US3499297 *Feb 20, 1969Mar 10, 1970Phillip R WheelerVariable capacity refrigeration system
US4151725 *Jul 18, 1977May 1, 1979Borg-Warner CorporationControl system for regulating large capacity rotating machinery
US4259845 *Sep 12, 1979Apr 7, 1981Borg-Warner CorporationLogic control system for inverter-driven motor
US4275987 *Sep 12, 1979Jun 30, 1981Borg-Warner CorporationAdjustable surge and capacity control system
US4282719 *Sep 12, 1979Aug 11, 1981Borg-Warner CorporationControl system for regulating large capacity rotating machinery
US4351160 *Jun 16, 1980Sep 28, 1982Borg-Warner CorporationCapacity control systems for screw compressor based water chillers

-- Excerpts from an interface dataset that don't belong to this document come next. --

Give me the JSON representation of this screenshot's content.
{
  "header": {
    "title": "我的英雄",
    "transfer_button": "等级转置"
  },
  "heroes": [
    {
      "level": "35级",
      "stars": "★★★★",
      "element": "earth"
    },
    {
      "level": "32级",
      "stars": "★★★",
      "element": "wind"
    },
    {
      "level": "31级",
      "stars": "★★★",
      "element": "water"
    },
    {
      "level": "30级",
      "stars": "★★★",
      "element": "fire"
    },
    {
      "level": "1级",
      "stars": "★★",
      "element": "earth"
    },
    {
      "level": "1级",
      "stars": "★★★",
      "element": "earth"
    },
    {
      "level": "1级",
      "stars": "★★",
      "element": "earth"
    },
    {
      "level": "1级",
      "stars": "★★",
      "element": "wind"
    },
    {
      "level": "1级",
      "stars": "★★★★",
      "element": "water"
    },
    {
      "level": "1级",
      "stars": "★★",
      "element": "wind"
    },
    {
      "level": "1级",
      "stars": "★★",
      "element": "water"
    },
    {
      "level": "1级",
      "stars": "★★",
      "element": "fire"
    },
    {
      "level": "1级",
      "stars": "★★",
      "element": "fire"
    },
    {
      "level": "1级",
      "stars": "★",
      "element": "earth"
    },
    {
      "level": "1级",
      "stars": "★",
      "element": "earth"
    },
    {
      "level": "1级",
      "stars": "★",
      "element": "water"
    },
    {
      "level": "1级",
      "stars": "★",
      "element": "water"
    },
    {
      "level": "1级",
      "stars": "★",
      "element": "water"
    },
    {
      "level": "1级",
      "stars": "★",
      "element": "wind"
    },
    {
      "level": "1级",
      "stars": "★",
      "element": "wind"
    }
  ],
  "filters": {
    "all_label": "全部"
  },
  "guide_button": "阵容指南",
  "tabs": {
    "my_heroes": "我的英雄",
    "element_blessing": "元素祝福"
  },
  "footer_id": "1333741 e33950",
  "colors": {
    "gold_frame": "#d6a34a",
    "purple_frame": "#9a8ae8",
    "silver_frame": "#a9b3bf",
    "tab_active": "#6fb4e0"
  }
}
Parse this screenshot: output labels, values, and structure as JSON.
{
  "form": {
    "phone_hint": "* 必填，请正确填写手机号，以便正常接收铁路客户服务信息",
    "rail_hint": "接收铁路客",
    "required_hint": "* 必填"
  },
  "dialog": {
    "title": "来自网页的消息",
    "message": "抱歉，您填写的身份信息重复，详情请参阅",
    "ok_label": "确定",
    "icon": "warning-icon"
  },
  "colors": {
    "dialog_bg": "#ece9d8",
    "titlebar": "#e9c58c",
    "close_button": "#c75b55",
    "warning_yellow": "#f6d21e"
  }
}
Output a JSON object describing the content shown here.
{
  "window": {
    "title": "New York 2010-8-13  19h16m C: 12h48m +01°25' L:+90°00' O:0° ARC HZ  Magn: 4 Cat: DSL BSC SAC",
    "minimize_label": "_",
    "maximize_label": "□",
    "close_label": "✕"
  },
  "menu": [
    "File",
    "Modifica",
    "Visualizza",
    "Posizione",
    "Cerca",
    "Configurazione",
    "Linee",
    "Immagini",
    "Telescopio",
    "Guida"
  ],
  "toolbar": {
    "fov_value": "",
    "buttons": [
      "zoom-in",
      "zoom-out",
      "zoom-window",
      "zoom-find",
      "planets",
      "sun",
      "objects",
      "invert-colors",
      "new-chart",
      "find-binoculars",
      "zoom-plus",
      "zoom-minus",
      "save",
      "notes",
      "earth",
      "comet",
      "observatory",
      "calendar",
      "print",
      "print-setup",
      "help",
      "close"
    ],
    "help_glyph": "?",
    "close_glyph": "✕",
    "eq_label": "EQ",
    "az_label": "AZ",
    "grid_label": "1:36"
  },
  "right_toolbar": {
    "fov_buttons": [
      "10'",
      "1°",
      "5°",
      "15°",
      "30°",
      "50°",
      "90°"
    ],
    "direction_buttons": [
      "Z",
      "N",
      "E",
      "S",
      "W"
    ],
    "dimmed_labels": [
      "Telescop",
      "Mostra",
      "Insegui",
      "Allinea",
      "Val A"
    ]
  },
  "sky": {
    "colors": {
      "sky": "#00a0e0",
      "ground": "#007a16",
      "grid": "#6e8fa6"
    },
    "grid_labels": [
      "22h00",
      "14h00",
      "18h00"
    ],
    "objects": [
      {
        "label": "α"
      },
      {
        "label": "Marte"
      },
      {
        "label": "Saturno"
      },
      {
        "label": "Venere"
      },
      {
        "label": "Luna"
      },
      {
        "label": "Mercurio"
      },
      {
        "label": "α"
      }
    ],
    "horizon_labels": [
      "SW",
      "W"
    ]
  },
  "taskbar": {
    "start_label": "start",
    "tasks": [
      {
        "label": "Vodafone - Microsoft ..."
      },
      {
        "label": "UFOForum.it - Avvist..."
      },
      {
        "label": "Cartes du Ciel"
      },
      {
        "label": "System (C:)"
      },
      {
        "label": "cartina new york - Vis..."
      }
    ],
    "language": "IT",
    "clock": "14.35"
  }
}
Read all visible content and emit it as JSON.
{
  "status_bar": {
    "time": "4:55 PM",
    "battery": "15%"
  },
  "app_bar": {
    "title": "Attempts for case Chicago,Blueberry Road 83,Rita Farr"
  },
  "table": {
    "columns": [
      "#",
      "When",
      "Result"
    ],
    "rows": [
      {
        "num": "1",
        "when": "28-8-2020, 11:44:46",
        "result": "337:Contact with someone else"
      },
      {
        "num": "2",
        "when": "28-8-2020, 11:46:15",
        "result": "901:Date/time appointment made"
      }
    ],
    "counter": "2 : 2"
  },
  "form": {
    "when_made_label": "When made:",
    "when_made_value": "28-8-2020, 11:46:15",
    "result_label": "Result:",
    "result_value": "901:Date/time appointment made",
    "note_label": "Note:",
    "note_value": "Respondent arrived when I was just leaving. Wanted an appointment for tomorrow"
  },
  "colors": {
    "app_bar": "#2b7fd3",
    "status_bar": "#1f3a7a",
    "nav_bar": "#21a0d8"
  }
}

US4355948 *Feb 17, 1981Oct 26, 1982Borg-Warner CorporationAdjustable surge and capacity control system
US4514991 *Oct 17, 1983May 7, 1985Carrier CorporationVariable speed drive motor system with inverter control
US5177972 *Dec 27, 1983Jan 12, 1993Liebert CorporationEnergy efficient air conditioning system utilizing a variable speed compressor and integrally-related expansion valves
US6202431Jan 15, 1999Mar 20, 2001York International CorporationAdaptive hot gas bypass control for centrifugal chillers
US6427464Apr 28, 2000Aug 6, 2002York International CorporationHot gas bypass control for centrifugal chillers
US6691525May 21, 2002Feb 17, 2004York International CorporationHot gas bypass control for centrifugal chillers
US7228694Jun 21, 2002Jun 12, 2007Empresa Brasileira De Compressores S.A. - EmbracoCooling control system for an ambient to be cooled, a method of controlling a cooling system, and a cooler
US20100204838 *Feb 11, 2010Aug 12, 2010Liebert CorporationEnergy efficient air conditioning system and method utilizing variable capacity compressor and sensible heat ratio load matching
USRE39597 *Oct 9, 2003May 1, 2007Carrier CorporationVariable speed drive chiller system
DE2820209A1 *May 9, 1978Nov 16, 1978Borg WarnerKuehlsystem und verfahren zu seiner durchfuehrung
WO2003019090A1 *Jun 21, 2002Mar 6, 2003Empresa Brasileira De Compressores S.A - EmbracoA cooling control system for an ambient to be cooled, a method of controlling a cooling system, and a cooler.
WO2003038353A1 *Oct 31, 2002May 8, 2003Gunnar HedlundMethod for control of a heat pump and a heat pump for carrying out the method
WO2003100960A1Mar 13, 2003Dec 4, 2003American Standard International Inc.Stepper driver system with current feedback
Classifications
U.S. Classification62/209, 62/228.1
International ClassificationF25B49/02, F25B1/053, F04D27/00
Cooperative ClassificationF25B2600/021, Y02B30/741, F25B49/022, F04D27/00, F25B1/053
European ClassificationF25B49/02B, F25B1/053, F04D27/00